This process, called “neurological organization,” describes the evolution of the central nervous system between birth and 6-8 years. The newborn infant, all nervous system pieces in place, is already well on the way to developing an organized nervous system. The apparently random squiggling of arms and legs around a torso that does not propel forward despite the baby’s efforts will soon turn into a more organized pattern. Most babies will, by 2 ½ to 7 months, begin to organize this movement to get themselves off the spot, often in an urgent push away from perceived danger (such as a loud noise or a wet diaper). As this early belly crawling evolves into a consistent workable pattern, the baby now has mobility, and is beginning to use horizontal tracking of the eyes, which will later contribute to reading. Lumbar and cervical curves become stabilized, as does the rotation of the hips in their sockets. The baby is putting together a sensory and motor world of a very specific nature that will create a foundation for the next stage of creeping.

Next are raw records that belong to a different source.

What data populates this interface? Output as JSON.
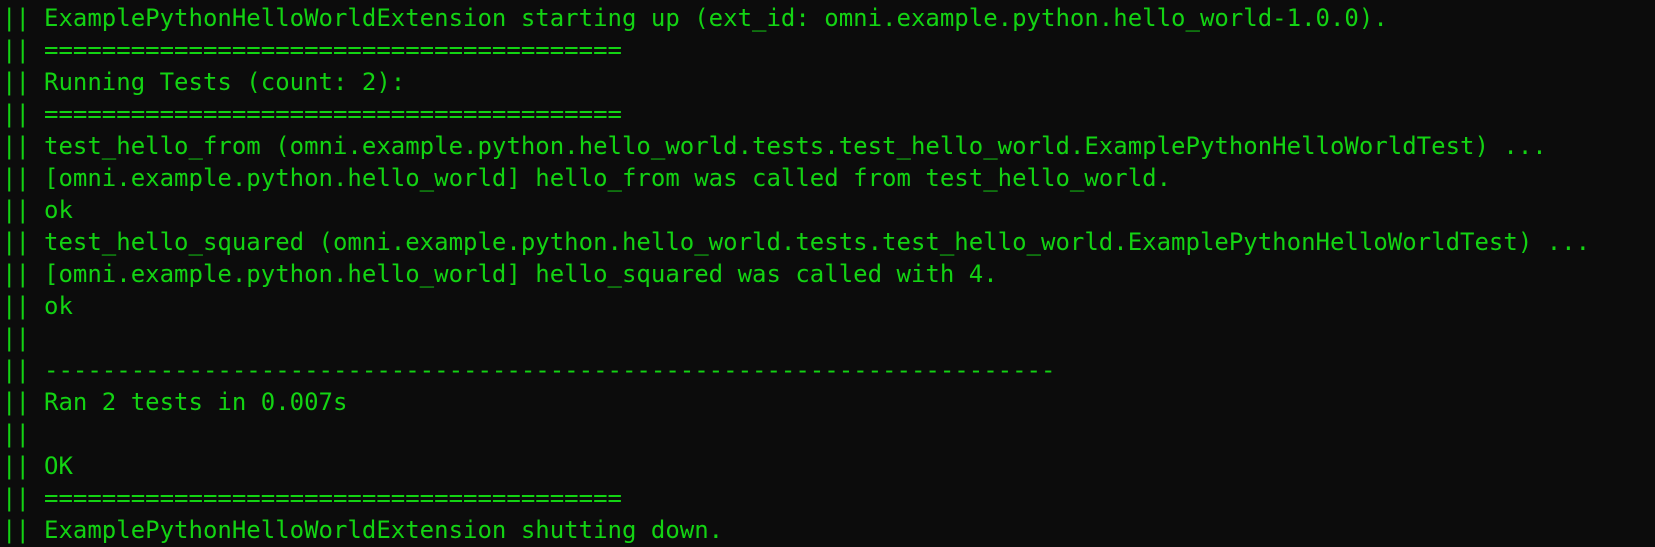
{
  "terminal": {
    "gutter": "||",
    "lines": [
      "ExamplePythonHelloWorldExtension starting up (ext_id: omni.example.python.hello_world-1.0.0).",
      "========================================",
      "Running Tests (count: 2):",
      "========================================",
      "test_hello_from (omni.example.python.hello_world.tests.test_hello_world.ExamplePythonHelloWorldTest) ...",
      "[omni.example.python.hello_world] hello_from was called from test_hello_world.",
      "ok",
      "test_hello_squared (omni.example.python.hello_world.tests.test_hello_world.ExamplePythonHelloWorldTest) ...",
      "[omni.example.python.hello_world] hello_squared was called with 4.",
      "ok",
      "",
      "----------------------------------------------------------------------",
      "Ran 2 tests in 0.007s",
      "",
      "OK",
      "========================================",
      "ExamplePythonHelloWorldExtension shutting down."
    ]
  },
  "colors": {
    "background": "#0c0c0c",
    "foreground": "#13d313"
  }
}
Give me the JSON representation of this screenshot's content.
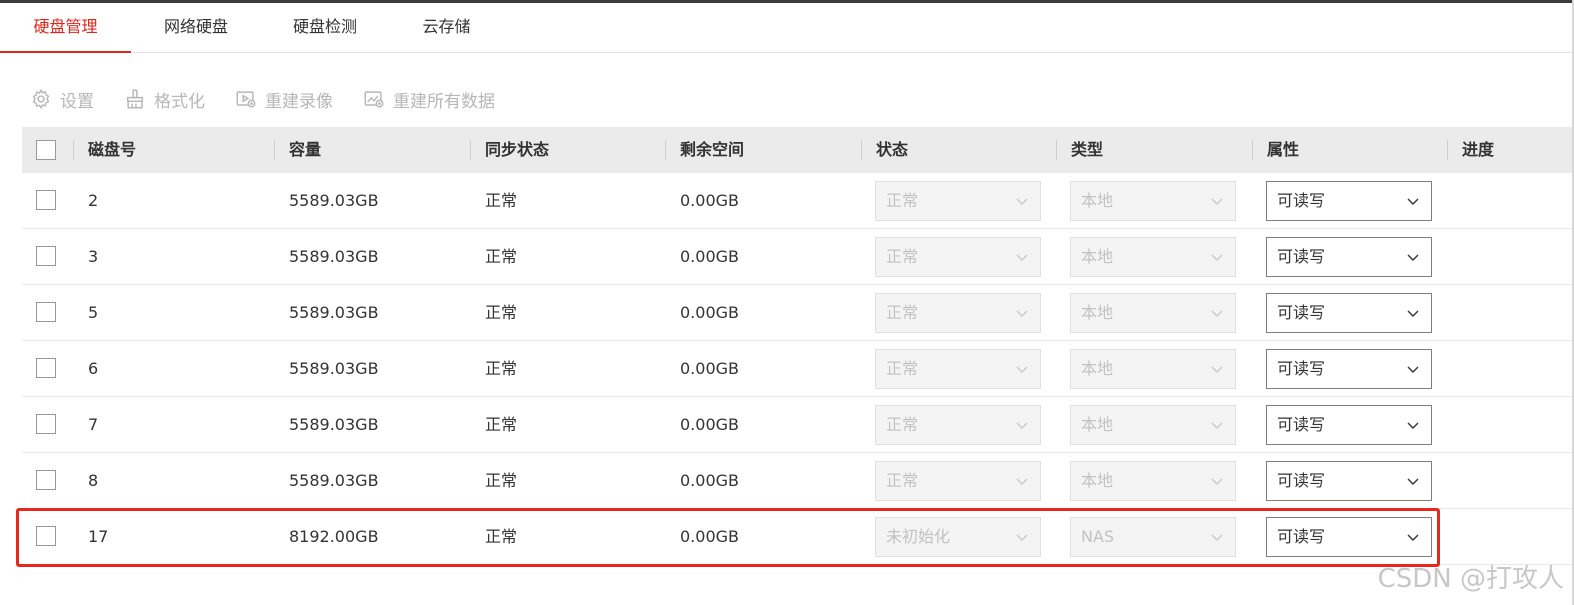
{
  "tabs": [
    {
      "label": "硬盘管理",
      "active": true
    },
    {
      "label": "网络硬盘",
      "active": false
    },
    {
      "label": "硬盘检测",
      "active": false
    },
    {
      "label": "云存储",
      "active": false
    }
  ],
  "toolbar": {
    "settings": "设置",
    "format": "格式化",
    "rebuild_record": "重建录像",
    "rebuild_all": "重建所有数据"
  },
  "table": {
    "headers": {
      "disk_no": "磁盘号",
      "capacity": "容量",
      "sync_status": "同步状态",
      "free_space": "剩余空间",
      "status": "状态",
      "type": "类型",
      "property": "属性",
      "progress": "进度"
    },
    "rows": [
      {
        "disk_no": "2",
        "capacity": "5589.03GB",
        "sync_status": "正常",
        "free_space": "0.00GB",
        "status": "正常",
        "type": "本地",
        "property": "可读写"
      },
      {
        "disk_no": "3",
        "capacity": "5589.03GB",
        "sync_status": "正常",
        "free_space": "0.00GB",
        "status": "正常",
        "type": "本地",
        "property": "可读写"
      },
      {
        "disk_no": "5",
        "capacity": "5589.03GB",
        "sync_status": "正常",
        "free_space": "0.00GB",
        "status": "正常",
        "type": "本地",
        "property": "可读写"
      },
      {
        "disk_no": "6",
        "capacity": "5589.03GB",
        "sync_status": "正常",
        "free_space": "0.00GB",
        "status": "正常",
        "type": "本地",
        "property": "可读写"
      },
      {
        "disk_no": "7",
        "capacity": "5589.03GB",
        "sync_status": "正常",
        "free_space": "0.00GB",
        "status": "正常",
        "type": "本地",
        "property": "可读写"
      },
      {
        "disk_no": "8",
        "capacity": "5589.03GB",
        "sync_status": "正常",
        "free_space": "0.00GB",
        "status": "正常",
        "type": "本地",
        "property": "可读写"
      },
      {
        "disk_no": "17",
        "capacity": "8192.00GB",
        "sync_status": "正常",
        "free_space": "0.00GB",
        "status": "未初始化",
        "type": "NAS",
        "property": "可读写"
      }
    ]
  },
  "watermark": "CSDN @打攻人",
  "colors": {
    "accent": "#e1251b",
    "highlight": "#e8271d",
    "header_bg": "#ebebeb"
  }
}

As the baby begins to creep on hands and knees, sometime between 7 months and 1 year, he puts distance between himself and the floor. Now balance mechanisms must become developed. The curvy little baby legs start to align with hip sockets and feet in preparation for standing. A greater distance from the floor creates new demands on the eyes as they begin their journey toward convergence. Vertical eye tracking is a part of the growth triggered by creeping, and a skill that will be ultimately essential for academic learning.
 
While these observable changes are taking place, countless other neurological tasks become stimulated and organized by these very necessary stages of development. Among these, detail perception and focusing, body temperature and waking/sleeping cycles, suppression of newborn reflexes, and the emergence of a more mature human being begin to occur in very observable ways during this period of creeping. 
 
By 12 months, the brain has already learned 50% of everything it will ever know! By 12 months, many children are doing those tasks that we recognize will lead to adult skills development, namely walking and talking. By 12 months, the brain has already learned 50% OF EVERYTHING IT WILL EVER KNOW! And the child hasn’t even entered preschool.
 
The journey from 1 to 8 years old involves an explosion of learning as we know it: language and music, bike riding and clock reading, tying shoe laces, finding Seattle on a map. However, for those children who are slow to read, who fidget and distract others through 2nd grade, and who must still wear Velcro shoes at 9, this brief overview of development may provide a key to gaps that may be responsible for these problems. If, in fact, this step-by-step development of the central nervous system is a key to mature, organized learning and physical skill, then perhaps we could use this same process to put into place functions that were missed.
More...
What's New?
 
Director Daniela Francis (front and centre) celebrates Jessica and Megan's last day at EA Adults Vancouver. Congratulations to both of these dedicated, determined students!! 
EA Vancouver teachers Mr. C and Mrs. Loverock, along with Principal Mrs. Lewis say good bye to the amazing Sienna on her last day with us.  We are incredibly proud of Sienna for completing her program, and know that a future full of possibilities lies before her!
EA White Rock visits WE Day! Over the past three years we've supported clean water in India, food security in Kenya and education in Ethiopia as well as ongoing support of food banks and shelters locally through food drives and more. We'll be working to support another country and need again this year.
EA Vancouver and Magnussen School baked up a storm and raised over $800!  Funds will go towards our annual yearbooks - special keepsakes that reflect the close bonds of friendship and the successes that have occurred - for some for the first time in their lives - over the past year.
 
Brain Corner